virus spreads to event attendees. Fortunately, with easy access to vaccines, boosters, testing, therapeutics, and high-quality masks, having a good time with others is easily possible to do without creating unnecessary risk for ourselves and those around us.''
Daily COVID infections have been on the rise in the county and elsewhere, with health officials placing blame primarily on the BA.2 subvariant of the virus, along with an even more infectious offshoot known as BA.2.12.1.
According to the most recent testing on a sample of Los Angeles County infections, BA.2 and its subvariants were responsible for 96% of cases, with 8% of the tested specimens identified as BA.2.12.1.
Health officials have said that BA.2 was estimated to be 20% to 30% more infectious than the Omicron variant that fueled a winter surge in cases, and BA.2.12.1 is believed to be 25% more infectious than BA.2.
But while case numbers have been slowly rising, hospitalization and death figures have remained low, a fact attributed to higher vaccination and natural immunity rates.
As of Wednesday, there were 249 COVID-positive patients in Los Angeles County hospitals, down from 252 on Tuesday. The number of those patients being treated in intensive care was 24, down from 27 a day earlier.
A total of 2,997 new infections were reported by the county Wednesday, lifting the cumulative pandemic total to 2,900,449. The seven more deaths increased the county's virus-related death toll to 32,007.
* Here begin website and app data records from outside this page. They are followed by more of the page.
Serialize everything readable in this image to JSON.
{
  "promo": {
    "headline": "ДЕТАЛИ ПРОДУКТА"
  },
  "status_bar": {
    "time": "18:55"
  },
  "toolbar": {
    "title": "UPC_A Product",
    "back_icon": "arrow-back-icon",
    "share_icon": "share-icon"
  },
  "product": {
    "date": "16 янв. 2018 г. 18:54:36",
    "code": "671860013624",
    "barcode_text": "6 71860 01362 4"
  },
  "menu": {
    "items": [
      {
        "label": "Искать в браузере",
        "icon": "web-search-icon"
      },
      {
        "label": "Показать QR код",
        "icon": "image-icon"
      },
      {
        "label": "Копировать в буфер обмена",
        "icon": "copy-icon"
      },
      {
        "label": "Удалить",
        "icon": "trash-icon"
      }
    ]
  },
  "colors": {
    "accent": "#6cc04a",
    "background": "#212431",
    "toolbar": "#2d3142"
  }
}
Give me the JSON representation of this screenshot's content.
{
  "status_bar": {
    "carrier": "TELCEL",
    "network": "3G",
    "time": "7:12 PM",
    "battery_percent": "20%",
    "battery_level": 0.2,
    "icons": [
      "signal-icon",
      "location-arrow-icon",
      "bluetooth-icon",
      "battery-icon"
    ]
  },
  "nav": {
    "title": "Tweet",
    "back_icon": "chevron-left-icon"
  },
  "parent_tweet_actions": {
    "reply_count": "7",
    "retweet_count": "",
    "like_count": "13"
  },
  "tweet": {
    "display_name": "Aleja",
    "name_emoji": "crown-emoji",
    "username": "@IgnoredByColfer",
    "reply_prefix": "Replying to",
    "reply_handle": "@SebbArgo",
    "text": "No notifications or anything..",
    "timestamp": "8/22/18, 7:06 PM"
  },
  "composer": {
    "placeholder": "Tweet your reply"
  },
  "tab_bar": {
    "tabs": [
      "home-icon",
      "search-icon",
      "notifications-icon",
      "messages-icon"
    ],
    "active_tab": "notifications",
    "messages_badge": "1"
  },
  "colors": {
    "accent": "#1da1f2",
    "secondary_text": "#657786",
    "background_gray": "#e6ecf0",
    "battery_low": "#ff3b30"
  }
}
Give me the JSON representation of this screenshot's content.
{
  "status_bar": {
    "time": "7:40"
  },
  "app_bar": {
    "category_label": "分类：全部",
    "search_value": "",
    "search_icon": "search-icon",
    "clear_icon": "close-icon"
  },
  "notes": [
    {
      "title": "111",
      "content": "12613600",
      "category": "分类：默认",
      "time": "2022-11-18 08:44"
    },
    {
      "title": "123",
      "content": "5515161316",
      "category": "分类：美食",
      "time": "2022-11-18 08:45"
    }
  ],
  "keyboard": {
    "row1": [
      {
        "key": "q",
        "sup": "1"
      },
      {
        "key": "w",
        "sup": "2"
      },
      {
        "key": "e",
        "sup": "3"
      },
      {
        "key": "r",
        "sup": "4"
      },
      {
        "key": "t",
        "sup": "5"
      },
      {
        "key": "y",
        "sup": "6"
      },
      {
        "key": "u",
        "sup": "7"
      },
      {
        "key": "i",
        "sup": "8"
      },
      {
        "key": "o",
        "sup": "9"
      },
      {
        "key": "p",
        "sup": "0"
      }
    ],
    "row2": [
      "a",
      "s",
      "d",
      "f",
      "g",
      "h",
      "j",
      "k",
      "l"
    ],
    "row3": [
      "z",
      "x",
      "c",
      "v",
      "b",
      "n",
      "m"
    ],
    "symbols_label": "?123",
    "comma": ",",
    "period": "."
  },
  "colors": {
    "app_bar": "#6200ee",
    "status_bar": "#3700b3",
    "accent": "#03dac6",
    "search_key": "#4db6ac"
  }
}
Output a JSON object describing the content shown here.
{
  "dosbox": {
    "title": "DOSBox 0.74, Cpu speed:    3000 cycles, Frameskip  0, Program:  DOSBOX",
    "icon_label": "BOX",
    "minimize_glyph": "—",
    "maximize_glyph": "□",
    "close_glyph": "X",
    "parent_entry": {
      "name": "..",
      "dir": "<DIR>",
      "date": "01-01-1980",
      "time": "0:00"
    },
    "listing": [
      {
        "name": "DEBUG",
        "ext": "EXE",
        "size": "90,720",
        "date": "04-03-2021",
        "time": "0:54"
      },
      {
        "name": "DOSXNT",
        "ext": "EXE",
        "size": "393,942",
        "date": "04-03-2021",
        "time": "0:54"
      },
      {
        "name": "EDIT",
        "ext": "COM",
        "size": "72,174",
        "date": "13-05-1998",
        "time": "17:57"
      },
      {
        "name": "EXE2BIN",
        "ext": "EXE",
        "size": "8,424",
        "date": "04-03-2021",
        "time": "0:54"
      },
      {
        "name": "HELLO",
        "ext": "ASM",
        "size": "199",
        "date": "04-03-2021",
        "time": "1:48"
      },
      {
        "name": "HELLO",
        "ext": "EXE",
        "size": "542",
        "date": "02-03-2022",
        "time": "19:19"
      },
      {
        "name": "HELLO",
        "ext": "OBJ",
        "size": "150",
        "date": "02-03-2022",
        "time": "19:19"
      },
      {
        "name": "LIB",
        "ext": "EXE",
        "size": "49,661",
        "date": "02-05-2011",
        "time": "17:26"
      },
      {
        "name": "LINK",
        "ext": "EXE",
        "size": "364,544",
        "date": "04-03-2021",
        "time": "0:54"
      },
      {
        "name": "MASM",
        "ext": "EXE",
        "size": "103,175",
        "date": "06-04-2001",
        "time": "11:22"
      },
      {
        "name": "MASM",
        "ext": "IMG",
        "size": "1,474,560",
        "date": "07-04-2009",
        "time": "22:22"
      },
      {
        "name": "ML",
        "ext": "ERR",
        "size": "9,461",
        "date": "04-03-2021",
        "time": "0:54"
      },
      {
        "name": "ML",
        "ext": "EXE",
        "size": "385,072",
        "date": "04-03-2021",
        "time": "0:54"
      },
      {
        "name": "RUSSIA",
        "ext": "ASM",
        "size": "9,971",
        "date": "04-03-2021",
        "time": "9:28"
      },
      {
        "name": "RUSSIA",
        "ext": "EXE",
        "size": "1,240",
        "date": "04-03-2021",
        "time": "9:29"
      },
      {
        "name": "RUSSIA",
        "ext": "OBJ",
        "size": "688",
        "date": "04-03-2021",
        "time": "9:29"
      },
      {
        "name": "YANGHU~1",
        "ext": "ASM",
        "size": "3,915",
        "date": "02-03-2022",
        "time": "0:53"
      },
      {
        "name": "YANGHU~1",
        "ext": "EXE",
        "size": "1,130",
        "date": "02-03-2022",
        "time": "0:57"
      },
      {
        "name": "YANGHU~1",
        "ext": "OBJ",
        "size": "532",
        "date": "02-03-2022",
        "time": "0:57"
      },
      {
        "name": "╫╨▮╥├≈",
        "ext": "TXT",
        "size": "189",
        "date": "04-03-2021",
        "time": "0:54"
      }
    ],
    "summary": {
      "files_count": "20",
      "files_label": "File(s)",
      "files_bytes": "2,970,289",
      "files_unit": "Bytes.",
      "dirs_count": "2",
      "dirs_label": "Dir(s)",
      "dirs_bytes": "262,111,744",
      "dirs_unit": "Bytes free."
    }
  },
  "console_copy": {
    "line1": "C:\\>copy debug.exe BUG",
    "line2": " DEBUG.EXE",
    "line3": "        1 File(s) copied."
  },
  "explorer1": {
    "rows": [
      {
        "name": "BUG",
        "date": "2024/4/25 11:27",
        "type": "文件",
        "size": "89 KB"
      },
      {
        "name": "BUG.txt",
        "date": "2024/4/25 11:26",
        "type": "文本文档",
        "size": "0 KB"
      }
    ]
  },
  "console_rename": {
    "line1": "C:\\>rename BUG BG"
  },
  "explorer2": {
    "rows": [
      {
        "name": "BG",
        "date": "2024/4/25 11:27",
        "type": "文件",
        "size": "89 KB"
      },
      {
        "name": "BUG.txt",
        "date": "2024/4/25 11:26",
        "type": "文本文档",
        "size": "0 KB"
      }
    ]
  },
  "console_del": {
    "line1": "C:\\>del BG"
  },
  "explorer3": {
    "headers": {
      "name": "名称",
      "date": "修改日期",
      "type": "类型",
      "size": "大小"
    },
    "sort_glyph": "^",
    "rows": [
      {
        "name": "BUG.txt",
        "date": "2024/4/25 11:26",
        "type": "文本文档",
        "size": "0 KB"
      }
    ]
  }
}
The average daily rate of people testing positive for the virus was 2.5% as of Wednesday, roughly the same as Tuesday.